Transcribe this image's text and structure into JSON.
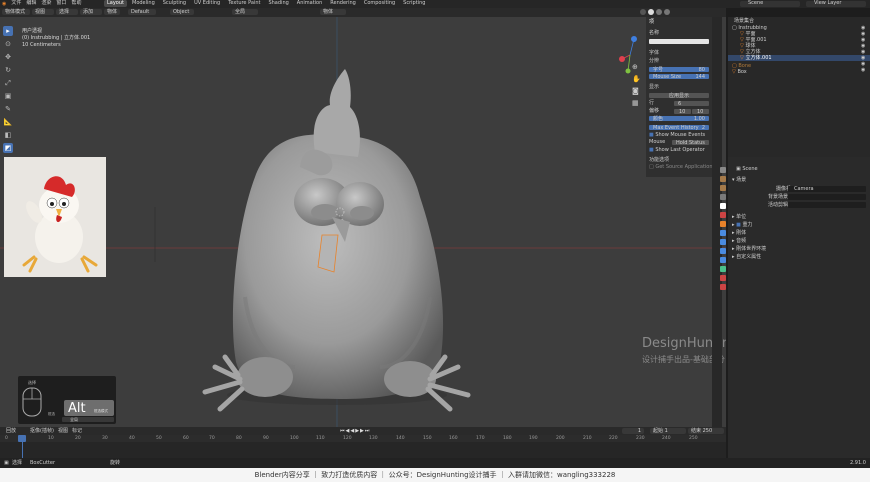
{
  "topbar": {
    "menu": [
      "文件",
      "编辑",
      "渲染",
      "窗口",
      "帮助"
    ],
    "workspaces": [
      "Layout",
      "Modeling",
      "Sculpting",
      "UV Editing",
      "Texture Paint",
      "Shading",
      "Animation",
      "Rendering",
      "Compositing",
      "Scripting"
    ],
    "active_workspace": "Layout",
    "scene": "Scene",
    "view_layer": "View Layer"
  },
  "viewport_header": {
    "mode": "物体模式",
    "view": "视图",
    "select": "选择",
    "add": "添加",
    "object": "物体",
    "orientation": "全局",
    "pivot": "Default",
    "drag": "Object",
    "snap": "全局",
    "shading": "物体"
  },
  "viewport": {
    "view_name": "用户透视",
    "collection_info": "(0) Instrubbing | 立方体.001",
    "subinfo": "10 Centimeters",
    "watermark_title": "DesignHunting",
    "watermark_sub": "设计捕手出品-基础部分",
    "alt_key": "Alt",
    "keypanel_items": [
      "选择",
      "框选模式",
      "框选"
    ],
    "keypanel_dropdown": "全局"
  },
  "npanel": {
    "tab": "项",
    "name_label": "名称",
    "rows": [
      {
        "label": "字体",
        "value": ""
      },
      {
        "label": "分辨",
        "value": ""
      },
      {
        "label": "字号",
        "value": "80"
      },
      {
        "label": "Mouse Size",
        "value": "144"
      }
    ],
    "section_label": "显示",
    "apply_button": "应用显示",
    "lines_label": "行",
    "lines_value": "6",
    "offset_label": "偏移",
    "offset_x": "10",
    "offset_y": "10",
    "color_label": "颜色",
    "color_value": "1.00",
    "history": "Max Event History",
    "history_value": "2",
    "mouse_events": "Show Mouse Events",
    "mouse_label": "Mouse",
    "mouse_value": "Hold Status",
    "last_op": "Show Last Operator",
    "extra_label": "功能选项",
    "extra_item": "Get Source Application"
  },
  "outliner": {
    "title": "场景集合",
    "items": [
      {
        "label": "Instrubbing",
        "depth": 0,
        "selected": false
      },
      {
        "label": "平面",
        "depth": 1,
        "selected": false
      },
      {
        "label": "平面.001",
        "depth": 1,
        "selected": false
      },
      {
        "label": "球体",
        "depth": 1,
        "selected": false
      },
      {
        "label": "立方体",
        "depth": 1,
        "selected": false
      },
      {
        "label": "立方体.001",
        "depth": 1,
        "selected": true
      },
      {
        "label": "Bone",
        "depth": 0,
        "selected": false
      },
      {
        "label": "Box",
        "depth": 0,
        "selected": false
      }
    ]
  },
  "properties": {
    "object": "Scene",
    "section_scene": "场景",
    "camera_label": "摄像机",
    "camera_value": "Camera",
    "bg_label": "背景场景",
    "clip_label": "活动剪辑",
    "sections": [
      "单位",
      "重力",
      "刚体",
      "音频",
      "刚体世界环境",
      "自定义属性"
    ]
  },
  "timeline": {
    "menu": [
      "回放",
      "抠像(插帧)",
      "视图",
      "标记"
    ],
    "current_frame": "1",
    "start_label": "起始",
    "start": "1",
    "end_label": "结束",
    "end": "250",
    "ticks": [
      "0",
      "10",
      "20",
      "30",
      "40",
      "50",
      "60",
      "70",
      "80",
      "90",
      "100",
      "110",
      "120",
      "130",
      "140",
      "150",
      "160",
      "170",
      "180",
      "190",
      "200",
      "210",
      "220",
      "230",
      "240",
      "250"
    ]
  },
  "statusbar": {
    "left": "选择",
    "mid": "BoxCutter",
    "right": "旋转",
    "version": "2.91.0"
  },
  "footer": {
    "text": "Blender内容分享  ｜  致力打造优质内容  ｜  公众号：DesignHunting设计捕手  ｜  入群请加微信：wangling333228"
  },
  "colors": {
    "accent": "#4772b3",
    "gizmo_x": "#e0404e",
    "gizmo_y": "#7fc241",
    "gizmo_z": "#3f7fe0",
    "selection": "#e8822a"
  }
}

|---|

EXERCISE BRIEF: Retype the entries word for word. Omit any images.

ANSWER TO THIS PROBLEM:
Transcribe this image's text and structure into JSON.
{
  "topbar": {
    "menu": [
      "文件",
      "编辑",
      "渲染",
      "窗口",
      "帮助"
    ],
    "workspaces": [
      "Layout",
      "Modeling",
      "Sculpting",
      "UV Editing",
      "Texture Paint",
      "Shading",
      "Animation",
      "Rendering",
      "Compositing",
      "Scripting"
    ],
    "active_workspace": "Layout",
    "scene": "Scene",
    "view_layer": "View Layer"
  },
  "viewport_header": {
    "mode": "物体模式",
    "view": "视图",
    "select": "选择",
    "add": "添加",
    "object": "物体",
    "orientation": "全局",
    "pivot": "Default",
    "drag": "Object",
    "snap": "全局",
    "shading": "物体"
  },
  "viewport": {
    "view_name": "用户透视",
    "collection_info": "(0) Instrubbing | 立方体.001",
    "subinfo": "10 Centimeters",
    "watermark_title": "DesignHunting",
    "watermark_sub": "设计捕手出品-基础部分",
    "alt_key": "Alt",
    "keypanel_items": [
      "选择",
      "框选模式",
      "框选"
    ],
    "keypanel_dropdown": "全局"
  },
  "npanel": {
    "tab": "项",
    "name_label": "名称",
    "rows": [
      {
        "label": "字体",
        "value": ""
      },
      {
        "label": "分辨",
        "value": ""
      },
      {
        "label": "字号",
        "value": "80"
      },
      {
        "label": "Mouse Size",
        "value": "144"
      }
    ],
    "section_label": "显示",
    "apply_button": "应用显示",
    "lines_label": "行",
    "lines_value": "6",
    "offset_label": "偏移",
    "offset_x": "10",
    "offset_y": "10",
    "color_label": "颜色",
    "color_value": "1.00",
    "history": "Max Event History",
    "history_value": "2",
    "mouse_events": "Show Mouse Events",
    "mouse_label": "Mouse",
    "mouse_value": "Hold Status",
    "last_op": "Show Last Operator",
    "extra_label": "功能选项",
    "extra_item": "Get Source Application"
  },
  "outliner": {
    "title": "场景集合",
    "items": [
      {
        "label": "Instrubbing",
        "depth": 0,
        "selected": false
      },
      {
        "label": "平面",
        "depth": 1,
        "selected": false
      },
      {
        "label": "平面.001",
        "depth": 1,
        "selected": false
      },
      {
        "label": "球体",
        "depth": 1,
        "selected": false
      },
      {
        "label": "立方体",
        "depth": 1,
        "selected": false
      },
      {
        "label": "立方体.001",
        "depth": 1,
        "selected": true
      },
      {
        "label": "Bone",
        "depth": 0,
        "selected": false
      },
      {
        "label": "Box",
        "depth": 0,
        "selected": false
      }
    ]
  },
  "properties": {
    "object": "Scene",
    "section_scene": "场景",
    "camera_label": "摄像机",
    "camera_value": "Camera",
    "bg_label": "背景场景",
    "clip_label": "活动剪辑",
    "sections": [
      "单位",
      "重力",
      "刚体",
      "音频",
      "刚体世界环境",
      "自定义属性"
    ]
  },
  "timeline": {
    "menu": [
      "回放",
      "抠像(插帧)",
      "视图",
      "标记"
    ],
    "current_frame": "1",
    "start_label": "起始",
    "start": "1",
    "end_label": "结束",
    "end": "250",
    "ticks": [
      "0",
      "10",
      "20",
      "30",
      "40",
      "50",
      "60",
      "70",
      "80",
      "90",
      "100",
      "110",
      "120",
      "130",
      "140",
      "150",
      "160",
      "170",
      "180",
      "190",
      "200",
      "210",
      "220",
      "230",
      "240",
      "250"
    ]
  },
  "statusbar": {
    "left": "选择",
    "mid": "BoxCutter",
    "right": "旋转",
    "version": "2.91.0"
  },
  "footer": {
    "text": "Blender内容分享  ｜  致力打造优质内容  ｜  公众号：DesignHunting设计捕手  ｜  入群请加微信：wangling333228"
  },
  "colors": {
    "accent": "#4772b3",
    "gizmo_x": "#e0404e",
    "gizmo_y": "#7fc241",
    "gizmo_z": "#3f7fe0",
    "selection": "#e8822a"
  }
}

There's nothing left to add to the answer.